Henrik Ibsen adapted by Mike Poulton
Royal and Derngate, Northampton
Even before the start, when incessant rain can be heard falling on an island near a prosperous Norwegian town, right until a climactic, portentous ending, this is a gloomy, dark play.
But it has three roles that call for outstanding performances and, in Mike Poulton’s adaptation of Ibsen’s classic, the three actors are exceptional.
According to the programme, Poulter spent nearly a quarter of a century coming up with a version of the play that would do justice to the original. His Ghosts will not be to everyone’s taste and a couple sitting next to me didn’t come back for the second half. They missed the best part of an unsettling production which is capable of causing shock on several levels.
Ghosts was first performed in 1891. It includes a discussion of the morals of the time when it was a sin for a man and woman to live together without being married. That has lost its scandalous nature today. However, there is so much of the play’s content that still resonates, especially the treatment of and society’s attitude towards women.
Ghosts is set on an extensive, country estate run by Helen Alving. The following day, an orphanage that she has built dedicated to the memory of her late husband is due to be officially opened.
The town’s leading churchman Pastor Manders will cut the ribbon and deliver Capt Alving’s eulogy. The Alvings’ son Osvald, an artist, has returned from Paris for the ceremony.
Penny Downie is mesmerizing as Helen who is fighting demons of her past. She was pushed into marriage by her mother and Capt Alving was not the upstanding man the town thought him to be.

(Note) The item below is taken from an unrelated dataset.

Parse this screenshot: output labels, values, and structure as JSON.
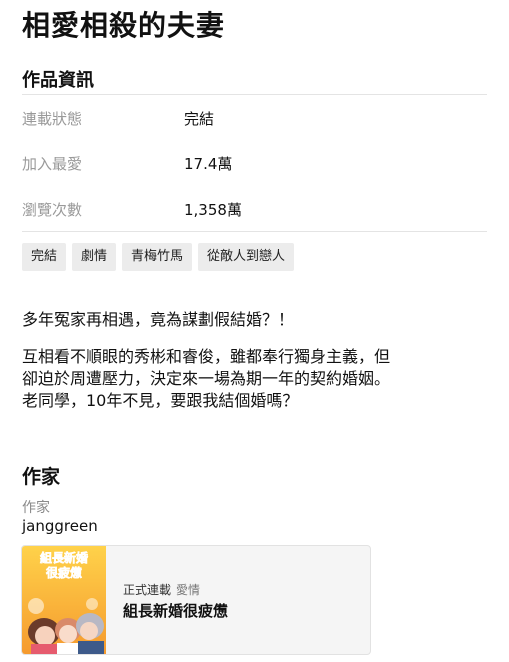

Downie delivers a compelling performance as a wife who was regarded as wretched for walking out on her philandering husband yet was told simply to “get on with it” when she had to run the estate after his death.
She also has to cope with knowing that her husband’s waywardness led to her catching syphilis which she passed on to her son. Downie’s sense of shame and determination to protect her son are commendable elements of her portrayal.
Her scenes with James Wilby as Manders are especially enthralling. Wilby is superb as the clergyman who berates Helen for being a “hopeless failure” as a mother and dismisses Capt Alving’s behaviour as “a few youthful indiscretions”. His angst when he recognises how he has misjudged people is touching.
Pierro Niel-Mee gives a measured performance as Osvald who is suffering from neurosyphilis which attacks the central nervous system. He gradually loses control, deteriorating from a frustrated painter unable to work into a nervous shell of a man who can’t cope with his oppressive surroundings.
There are strong performances from Eleanor McLoughlin as Regina, the young woman with a secret who is brought up as a member of the Alving family, and Declan Conlon, her drunken, boorish father who wants to take her away to manage a seamen’s mission that he wants to set up.
Lucy Bailey directs deftly, allowing her cast to display their talents to the full and injecting not a small amount of tension into the play.
Ghosts is one of the highlights of the year in the Midlands so far. You’ll be haunted if you miss it.